Lawsuit Involving Pop Singer Could Have Major Implications For US Law

Right now the Pop singer Kesha Sebert, who goes by the stage name Ke$ha, is locked in a legal battle with a former producer. The courts just issued a ruling against her, which she intends to appeal, saying that defamatory statements she made in private to another singer, Stefania Germanotta, known by her stage name as Lady Gaga, are legally considered defamatory speech and liable to judgement in a court.

Kesha “made a false statement to Lady Gaga about Gottwald and that was defamatory,” Schecter wrote in the decision.

In a private text message exchange, Kesha accused Gottwald of having raped singer Katy Perry—a claim Perry later denied in court.

Kesha has also publicly accused her former producer of drugging and raping her. Gottwald alleges that she made up the story to get out of her recording contract with him.

What makes this case interesting, regardless of who you believe is telling the truth, is the circumstances of the ruling. Many people think of defamation as dealing only in public statements, but as the judge wrote:

Publication of a false statement to even one person, here Lady Gaga, is sufficient to impose liability.
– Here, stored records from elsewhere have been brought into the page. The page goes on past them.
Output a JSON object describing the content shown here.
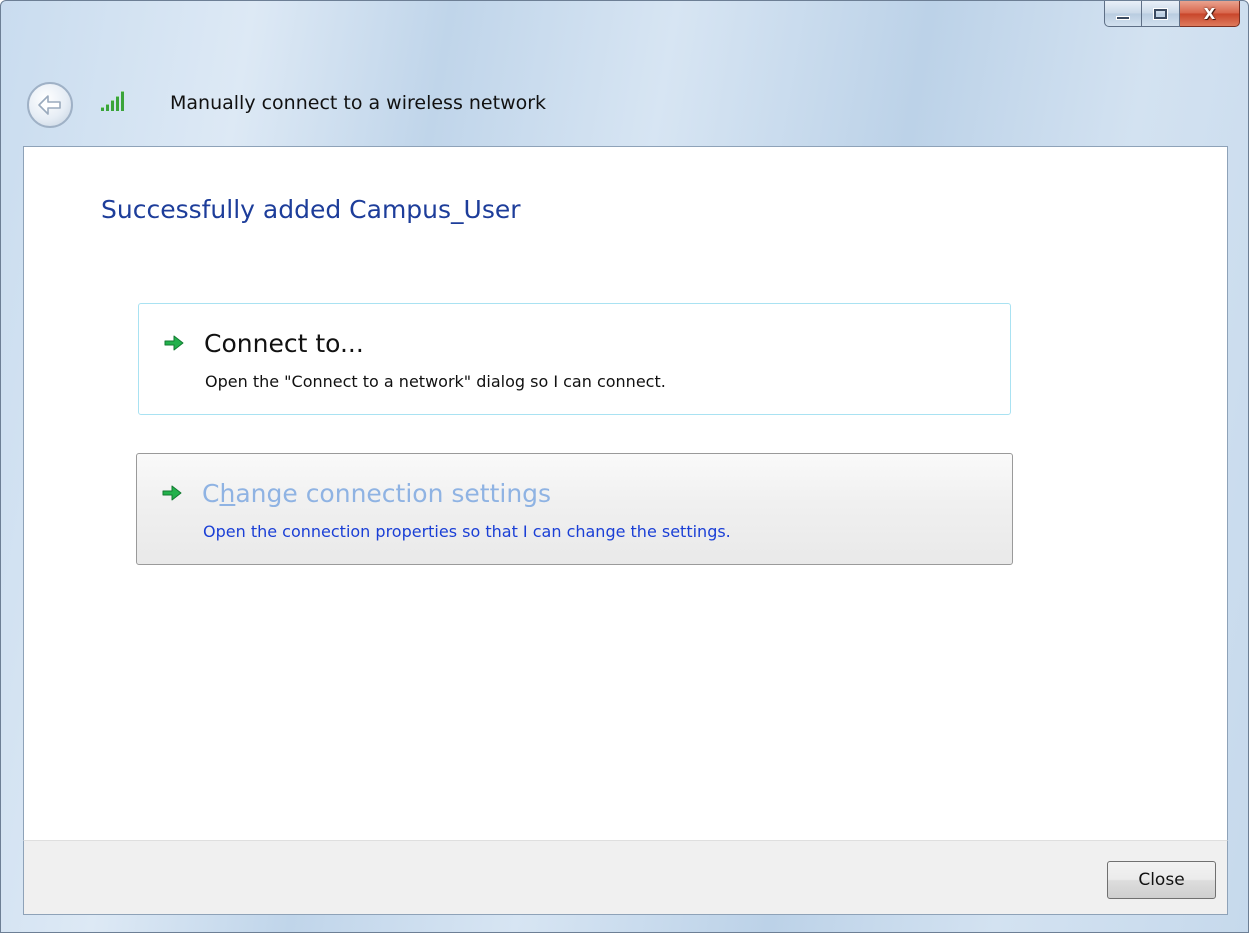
{
  "window": {
    "title": "Manually connect to a wireless network",
    "caption_buttons": {
      "minimize_icon": "minimize-icon",
      "maximize_icon": "maximize-icon",
      "close_glyph": "X"
    }
  },
  "main": {
    "instruction": "Successfully added Campus_User",
    "commands": [
      {
        "title": "Connect to...",
        "description": "Open the \"Connect to a network\" dialog so I can connect.",
        "icon": "green-arrow-icon"
      },
      {
        "title_prefix": "C",
        "title_mnemonic": "h",
        "title_suffix": "ange connection settings",
        "description": "Open the connection properties so that I can change the settings.",
        "icon": "green-arrow-icon"
      }
    ]
  },
  "footer": {
    "close_label": "Close"
  },
  "colors": {
    "instruction": "#1d3d9a",
    "command_hover_title": "#8fb3e3",
    "command_hover_desc": "#1a3fd6",
    "arrow_green": "#22b14c"
  }
}
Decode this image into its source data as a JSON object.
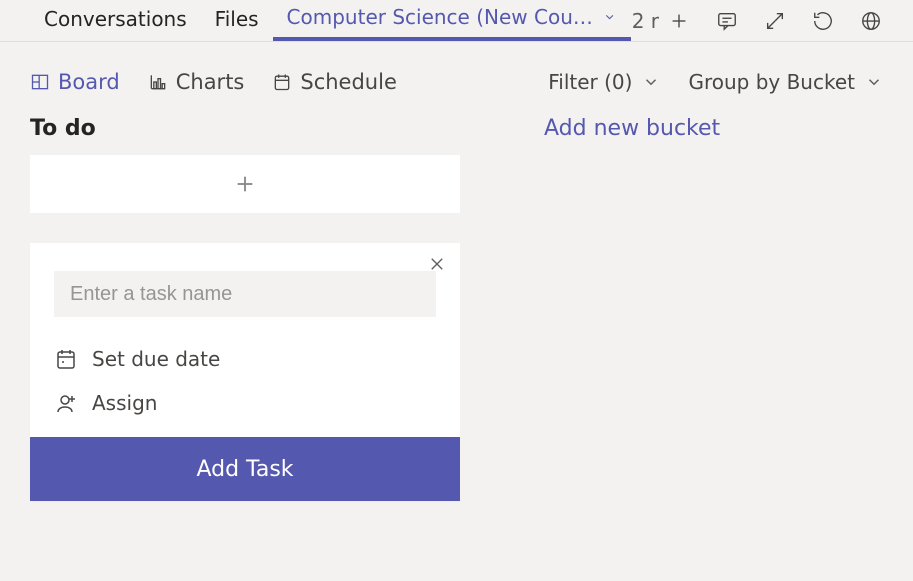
{
  "tabs": {
    "conversations": "Conversations",
    "files": "Files",
    "active": "Computer Science (New Cours…"
  },
  "header": {
    "channel_meta": "2 r"
  },
  "views": {
    "board": "Board",
    "charts": "Charts",
    "schedule": "Schedule"
  },
  "toolbar": {
    "filter": "Filter (0)",
    "group": "Group by Bucket"
  },
  "board": {
    "column_title": "To do",
    "add_bucket": "Add new bucket"
  },
  "card": {
    "task_placeholder": "Enter a task name",
    "due_date": "Set due date",
    "assign": "Assign",
    "add_task": "Add Task"
  }
}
Schecter also decided that although Gottwald is in the entertainment industry, he does not qualify as a public figure. If the subject of supposed defamation is a public figure, the statements about them must not only be false or harmful but also shown to have been spread maliciously or with “gross irresponsibility.”

“Though Gottwald has sought publicity for his label, his music, and his artists—none of which are the subject of the defamation here—he never injected himself into the public debate about sexual assault or abuse of artists in the entertainment industry,” states Schecter’s ruling. “The only reason Gottwald has any public connection to the issues raised in this lawsuit is because they were raised in this lawsuit.”

Since Schecter determined that Gottwald didn’t count as a public figure, his lawyers didn’t have to prove that Kesha intended harm in her text about him.

The judge ordered Kesha to pay Gottwald $374,000 in interest on late royalty payments.

“We disagree with the Court’s rulings. We plan to immediately appeal,” said Kesha’s lawyer in a statement.

The larger case is still ongoing. (source)

This will be a case to watch because the assumption is that if somebody says something defamatory in private, one is legally responsible for it, making it a civil violation.

In life, people say many things in private that they would not say in public. This is common knowledge. That is why people often put on a “public” face and and “private” face. Likewise, sometimes offensive statements are made in private as a way of working out differences, or trying to see through a difficult reality.

If this ruing goes through as such, it has potentially major consequences by criminalizing and opening to a lawsuit people who say things considered to be defamatory.

The issue is not about promoting defamation, but rather about re-defining what ‘defamation’ means, and forcing private conversations into public scrutiny that need not be scrutinized publicly as they have no bearing on public input. It is the end of any form of ‘free speech’ and even private speech, where words said in private become a variant of modern thought crime.

If things such as this continue as they have, and the seem to be so far, America will wish for Stalin, not because Stalin was good, but because Stalin’s reign of terror and the millions he murdered will be looked upon as something better than what the future may hold, for Stalin could only dream of the technology, social control, manipulation, weapons, and attitudes that exist today versus those during his times.

Click Here To Donate To Keep This Website Going